Segment Start: DATA FOR ANALYSIS
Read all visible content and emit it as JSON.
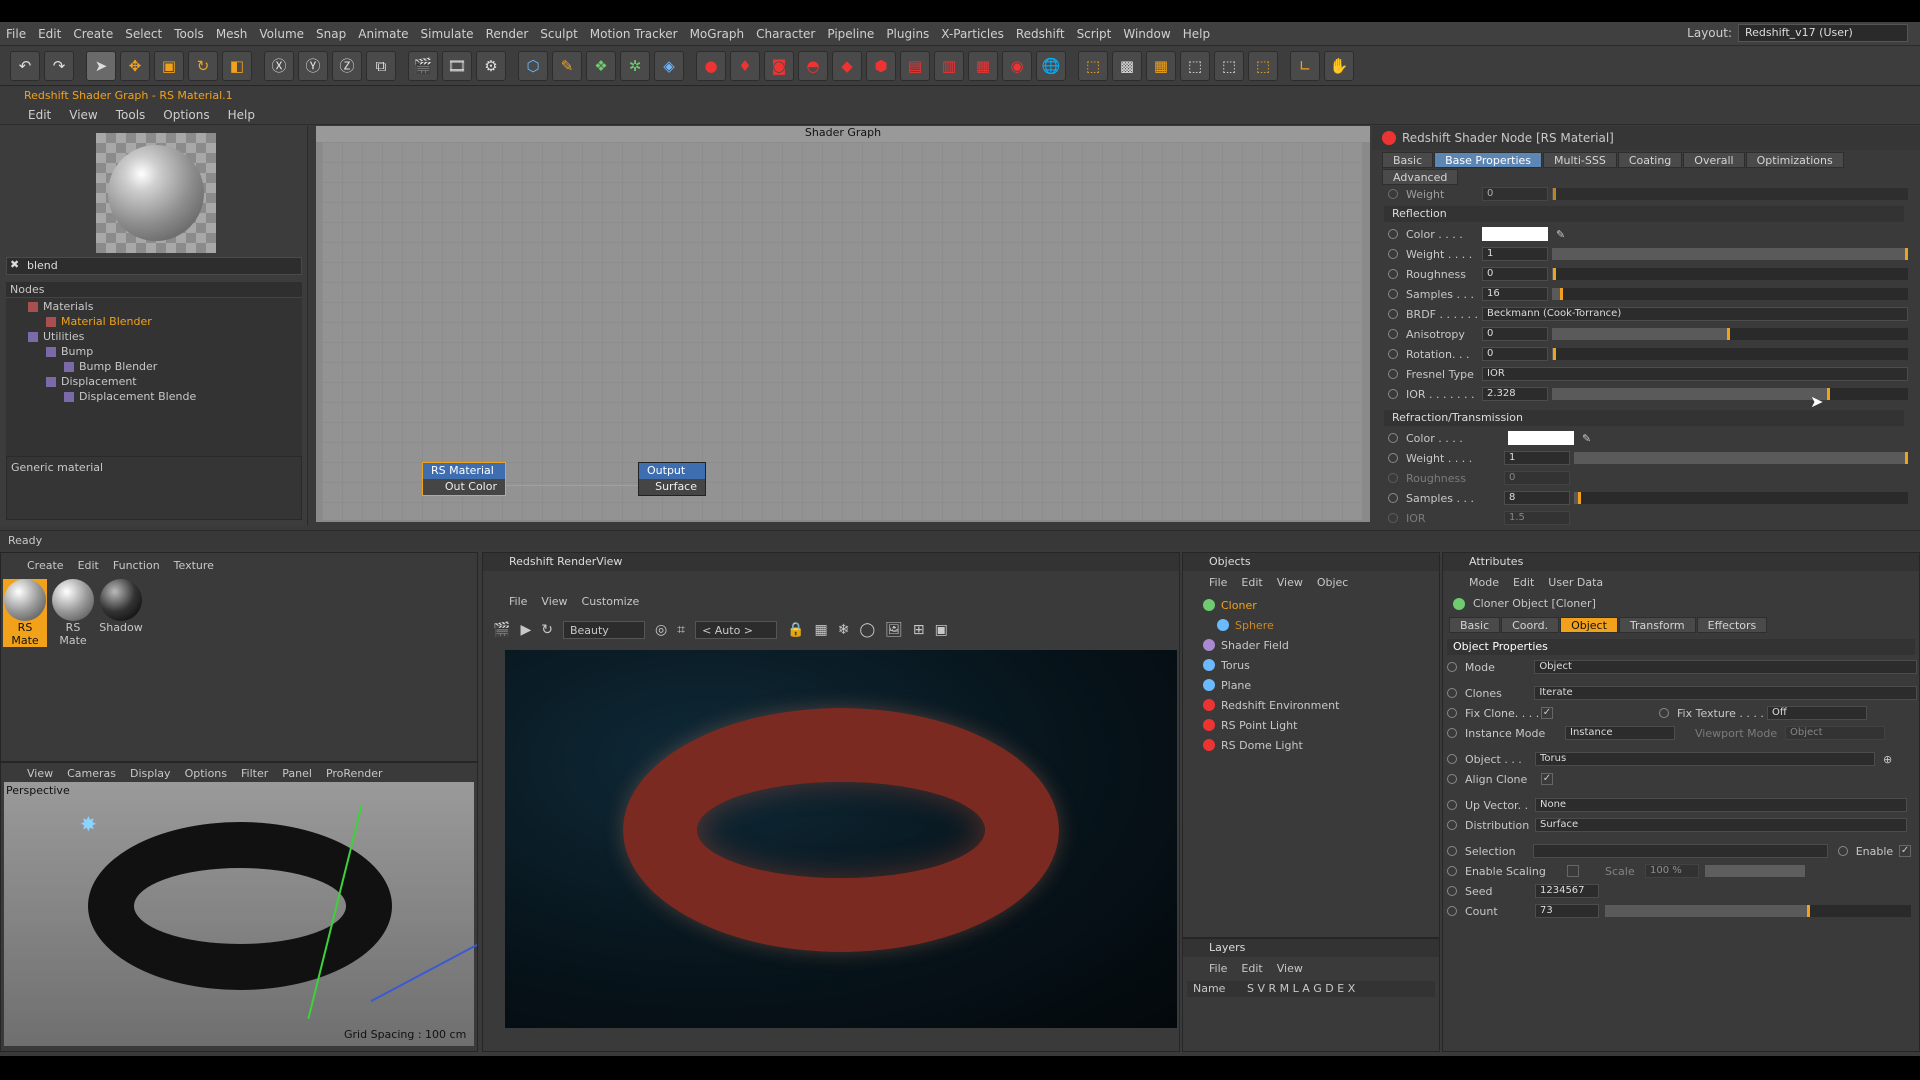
{
  "menubar": {
    "items": [
      "File",
      "Edit",
      "Create",
      "Select",
      "Tools",
      "Mesh",
      "Volume",
      "Snap",
      "Animate",
      "Simulate",
      "Render",
      "Sculpt",
      "Motion Tracker",
      "MoGraph",
      "Character",
      "Pipeline",
      "Plugins",
      "X-Particles",
      "Redshift",
      "Script",
      "Window",
      "Help"
    ],
    "layout_label": "Layout:",
    "layout_value": "Redshift_v17 (User)"
  },
  "shader_graph": {
    "window_title": "Redshift Shader Graph - RS Material.1",
    "menu": [
      "Edit",
      "View",
      "Tools",
      "Options",
      "Help"
    ],
    "search_value": "blend",
    "nodes_header": "Nodes",
    "tree": [
      "Materials",
      "Material Blender",
      "Utilities",
      "Bump",
      "Bump Blender",
      "Displacement",
      "Displacement Blende"
    ],
    "description": "Generic material",
    "graph_title": "Shader Graph",
    "node_rs_material": {
      "title": "RS Material",
      "port": "Out Color"
    },
    "node_output": {
      "title": "Output",
      "port": "Surface"
    }
  },
  "node_panel": {
    "title": "Redshift Shader Node [RS Material]",
    "tabs": [
      "Basic",
      "Base Properties",
      "Multi-SSS",
      "Coating",
      "Overall",
      "Optimizations",
      "Advanced"
    ],
    "weight_top": {
      "label": "Weight",
      "value": "0"
    },
    "reflection": {
      "header": "Reflection",
      "color_label": "Color . . . .",
      "weight": {
        "label": "Weight . . . .",
        "value": "1"
      },
      "roughness": {
        "label": "Roughness",
        "value": "0"
      },
      "samples": {
        "label": "Samples . . .",
        "value": "16"
      },
      "brdf": {
        "label": "BRDF . . . . . .",
        "value": "Beckmann (Cook-Torrance)"
      },
      "anisotropy": {
        "label": "Anisotropy",
        "value": "0"
      },
      "rotation": {
        "label": "Rotation. . .",
        "value": "0"
      },
      "fresnel": {
        "label": "Fresnel Type",
        "value": "IOR"
      },
      "ior": {
        "label": "IOR . . . . . . .",
        "value": "2.328"
      }
    },
    "refraction": {
      "header": "Refraction/Transmission",
      "color_label": "Color . . . .",
      "weight": {
        "label": "Weight . . . .",
        "value": "1"
      },
      "roughness": {
        "label": "Roughness",
        "value": "0"
      },
      "samples": {
        "label": "Samples . . .",
        "value": "8"
      },
      "ior": {
        "label": "IOR",
        "value": "1.5"
      }
    }
  },
  "status": "Ready",
  "material_manager": {
    "menu": [
      "Create",
      "Edit",
      "Function",
      "Texture"
    ],
    "materials": [
      "RS Mate",
      "RS Mate",
      "Shadow"
    ]
  },
  "viewport": {
    "menu": [
      "View",
      "Cameras",
      "Display",
      "Options",
      "Filter",
      "Panel",
      "ProRender"
    ],
    "label": "Perspective",
    "grid": "Grid Spacing : 100 cm"
  },
  "renderview": {
    "title": "Redshift RenderView",
    "menu": [
      "File",
      "View",
      "Customize"
    ],
    "aov": "Beauty",
    "zoom": "< Auto >"
  },
  "objects": {
    "title": "Objects",
    "menu": [
      "File",
      "Edit",
      "View",
      "Objec"
    ],
    "items": [
      "Cloner",
      "Sphere",
      "Shader Field",
      "Torus",
      "Plane",
      "Redshift Environment",
      "RS Point Light",
      "RS Dome Light"
    ]
  },
  "layers": {
    "title": "Layers",
    "menu": [
      "File",
      "Edit",
      "View"
    ],
    "name_col": "Name",
    "cols": "S V R M L A G D E X"
  },
  "attributes": {
    "title": "Attributes",
    "menu": [
      "Mode",
      "Edit",
      "User Data"
    ],
    "object_title": "Cloner Object [Cloner]",
    "tabs": [
      "Basic",
      "Coord.",
      "Object",
      "Transform",
      "Effectors"
    ],
    "section": "Object Properties",
    "mode": {
      "label": "Mode",
      "value": "Object"
    },
    "clones": {
      "label": "Clones",
      "value": "Iterate"
    },
    "fix_clone": "Fix Clone. . . .",
    "fix_texture": {
      "label": "Fix Texture . . . .",
      "value": "Off"
    },
    "instance_mode": {
      "label": "Instance Mode",
      "value": "Instance"
    },
    "viewport_mode": {
      "label": "Viewport Mode",
      "value": "Object"
    },
    "object": {
      "label": "Object . . .",
      "value": "Torus"
    },
    "align_clone": "Align Clone",
    "up_vector": {
      "label": "Up Vector. .",
      "value": "None"
    },
    "distribution": {
      "label": "Distribution",
      "value": "Surface"
    },
    "selection": "Selection",
    "enable": "Enable",
    "enable_scaling": "Enable Scaling",
    "scale": {
      "label": "Scale",
      "value": "100 %"
    },
    "seed": {
      "label": "Seed",
      "value": "1234567"
    },
    "count": {
      "label": "Count",
      "value": "73"
    }
  }
}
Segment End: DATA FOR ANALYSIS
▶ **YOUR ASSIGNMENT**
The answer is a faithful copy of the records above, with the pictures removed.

▶ **SOLUTION**
Read all visible content and emit it as JSON.
{
  "menubar": {
    "items": [
      "File",
      "Edit",
      "Create",
      "Select",
      "Tools",
      "Mesh",
      "Volume",
      "Snap",
      "Animate",
      "Simulate",
      "Render",
      "Sculpt",
      "Motion Tracker",
      "MoGraph",
      "Character",
      "Pipeline",
      "Plugins",
      "X-Particles",
      "Redshift",
      "Script",
      "Window",
      "Help"
    ],
    "layout_label": "Layout:",
    "layout_value": "Redshift_v17 (User)"
  },
  "shader_graph": {
    "window_title": "Redshift Shader Graph - RS Material.1",
    "menu": [
      "Edit",
      "View",
      "Tools",
      "Options",
      "Help"
    ],
    "search_value": "blend",
    "nodes_header": "Nodes",
    "tree": [
      "Materials",
      "Material Blender",
      "Utilities",
      "Bump",
      "Bump Blender",
      "Displacement",
      "Displacement Blende"
    ],
    "description": "Generic material",
    "graph_title": "Shader Graph",
    "node_rs_material": {
      "title": "RS Material",
      "port": "Out Color"
    },
    "node_output": {
      "title": "Output",
      "port": "Surface"
    }
  },
  "node_panel": {
    "title": "Redshift Shader Node [RS Material]",
    "tabs": [
      "Basic",
      "Base Properties",
      "Multi-SSS",
      "Coating",
      "Overall",
      "Optimizations",
      "Advanced"
    ],
    "weight_top": {
      "label": "Weight",
      "value": "0"
    },
    "reflection": {
      "header": "Reflection",
      "color_label": "Color . . . .",
      "weight": {
        "label": "Weight . . . .",
        "value": "1"
      },
      "roughness": {
        "label": "Roughness",
        "value": "0"
      },
      "samples": {
        "label": "Samples . . .",
        "value": "16"
      },
      "brdf": {
        "label": "BRDF . . . . . .",
        "value": "Beckmann (Cook-Torrance)"
      },
      "anisotropy": {
        "label": "Anisotropy",
        "value": "0"
      },
      "rotation": {
        "label": "Rotation. . .",
        "value": "0"
      },
      "fresnel": {
        "label": "Fresnel Type",
        "value": "IOR"
      },
      "ior": {
        "label": "IOR . . . . . . .",
        "value": "2.328"
      }
    },
    "refraction": {
      "header": "Refraction/Transmission",
      "color_label": "Color . . . .",
      "weight": {
        "label": "Weight . . . .",
        "value": "1"
      },
      "roughness": {
        "label": "Roughness",
        "value": "0"
      },
      "samples": {
        "label": "Samples . . .",
        "value": "8"
      },
      "ior": {
        "label": "IOR",
        "value": "1.5"
      }
    }
  },
  "status": "Ready",
  "material_manager": {
    "menu": [
      "Create",
      "Edit",
      "Function",
      "Texture"
    ],
    "materials": [
      "RS Mate",
      "RS Mate",
      "Shadow"
    ]
  },
  "viewport": {
    "menu": [
      "View",
      "Cameras",
      "Display",
      "Options",
      "Filter",
      "Panel",
      "ProRender"
    ],
    "label": "Perspective",
    "grid": "Grid Spacing : 100 cm"
  },
  "renderview": {
    "title": "Redshift RenderView",
    "menu": [
      "File",
      "View",
      "Customize"
    ],
    "aov": "Beauty",
    "zoom": "< Auto >"
  },
  "objects": {
    "title": "Objects",
    "menu": [
      "File",
      "Edit",
      "View",
      "Objec"
    ],
    "items": [
      "Cloner",
      "Sphere",
      "Shader Field",
      "Torus",
      "Plane",
      "Redshift Environment",
      "RS Point Light",
      "RS Dome Light"
    ]
  },
  "layers": {
    "title": "Layers",
    "menu": [
      "File",
      "Edit",
      "View"
    ],
    "name_col": "Name",
    "cols": "S V R M L A G D E X"
  },
  "attributes": {
    "title": "Attributes",
    "menu": [
      "Mode",
      "Edit",
      "User Data"
    ],
    "object_title": "Cloner Object [Cloner]",
    "tabs": [
      "Basic",
      "Coord.",
      "Object",
      "Transform",
      "Effectors"
    ],
    "section": "Object Properties",
    "mode": {
      "label": "Mode",
      "value": "Object"
    },
    "clones": {
      "label": "Clones",
      "value": "Iterate"
    },
    "fix_clone": "Fix Clone. . . .",
    "fix_texture": {
      "label": "Fix Texture . . . .",
      "value": "Off"
    },
    "instance_mode": {
      "label": "Instance Mode",
      "value": "Instance"
    },
    "viewport_mode": {
      "label": "Viewport Mode",
      "value": "Object"
    },
    "object": {
      "label": "Object . . .",
      "value": "Torus"
    },
    "align_clone": "Align Clone",
    "up_vector": {
      "label": "Up Vector. .",
      "value": "None"
    },
    "distribution": {
      "label": "Distribution",
      "value": "Surface"
    },
    "selection": "Selection",
    "enable": "Enable",
    "enable_scaling": "Enable Scaling",
    "scale": {
      "label": "Scale",
      "value": "100 %"
    },
    "seed": {
      "label": "Seed",
      "value": "1234567"
    },
    "count": {
      "label": "Count",
      "value": "73"
    }
  }
}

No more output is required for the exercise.